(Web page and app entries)
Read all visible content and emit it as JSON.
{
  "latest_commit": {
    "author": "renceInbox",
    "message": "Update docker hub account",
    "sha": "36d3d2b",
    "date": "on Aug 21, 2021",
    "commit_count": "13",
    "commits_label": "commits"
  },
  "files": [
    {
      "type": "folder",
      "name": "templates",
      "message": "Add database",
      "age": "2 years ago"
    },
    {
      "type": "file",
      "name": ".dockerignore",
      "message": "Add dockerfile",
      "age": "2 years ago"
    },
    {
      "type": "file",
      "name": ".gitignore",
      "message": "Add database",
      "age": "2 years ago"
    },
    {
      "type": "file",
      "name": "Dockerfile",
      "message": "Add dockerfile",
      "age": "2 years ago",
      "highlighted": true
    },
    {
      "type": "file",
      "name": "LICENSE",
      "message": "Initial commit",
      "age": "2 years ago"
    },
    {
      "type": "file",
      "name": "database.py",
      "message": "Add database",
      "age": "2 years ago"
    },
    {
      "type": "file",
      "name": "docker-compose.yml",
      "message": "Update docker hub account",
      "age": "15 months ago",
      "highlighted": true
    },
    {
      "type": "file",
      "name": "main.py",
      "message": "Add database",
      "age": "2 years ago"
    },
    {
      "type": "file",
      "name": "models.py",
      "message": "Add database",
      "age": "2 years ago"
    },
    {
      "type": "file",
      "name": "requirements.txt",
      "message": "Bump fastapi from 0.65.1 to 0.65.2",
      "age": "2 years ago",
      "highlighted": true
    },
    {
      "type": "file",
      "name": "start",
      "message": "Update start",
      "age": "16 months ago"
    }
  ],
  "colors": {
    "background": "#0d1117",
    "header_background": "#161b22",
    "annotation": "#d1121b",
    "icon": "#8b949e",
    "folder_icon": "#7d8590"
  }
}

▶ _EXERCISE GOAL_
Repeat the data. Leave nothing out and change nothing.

▶ _TASK RESULT_
Read all visible content and emit it as JSON.
{
  "latest_commit": {
    "author": "renceInbox",
    "message": "Update docker hub account",
    "sha": "36d3d2b",
    "date": "on Aug 21, 2021",
    "commit_count": "13",
    "commits_label": "commits"
  },
  "files": [
    {
      "type": "folder",
      "name": "templates",
      "message": "Add database",
      "age": "2 years ago"
    },
    {
      "type": "file",
      "name": ".dockerignore",
      "message": "Add dockerfile",
      "age": "2 years ago"
    },
    {
      "type": "file",
      "name": ".gitignore",
      "message": "Add database",
      "age": "2 years ago"
    },
    {
      "type": "file",
      "name": "Dockerfile",
      "message": "Add dockerfile",
      "age": "2 years ago",
      "highlighted": true
    },
    {
      "type": "file",
      "name": "LICENSE",
      "message": "Initial commit",
      "age": "2 years ago"
    },
    {
      "type": "file",
      "name": "database.py",
      "message": "Add database",
      "age": "2 years ago"
    },
    {
      "type": "file",
      "name": "docker-compose.yml",
      "message": "Update docker hub account",
      "age": "15 months ago",
      "highlighted": true
    },
    {
      "type": "file",
      "name": "main.py",
      "message": "Add database",
      "age": "2 years ago"
    },
    {
      "type": "file",
      "name": "models.py",
      "message": "Add database",
      "age": "2 years ago"
    },
    {
      "type": "file",
      "name": "requirements.txt",
      "message": "Bump fastapi from 0.65.1 to 0.65.2",
      "age": "2 years ago",
      "highlighted": true
    },
    {
      "type": "file",
      "name": "start",
      "message": "Update start",
      "age": "16 months ago"
    }
  ],
  "colors": {
    "background": "#0d1117",
    "header_background": "#161b22",
    "annotation": "#d1121b",
    "icon": "#8b949e",
    "folder_icon": "#7d8590"
  }
}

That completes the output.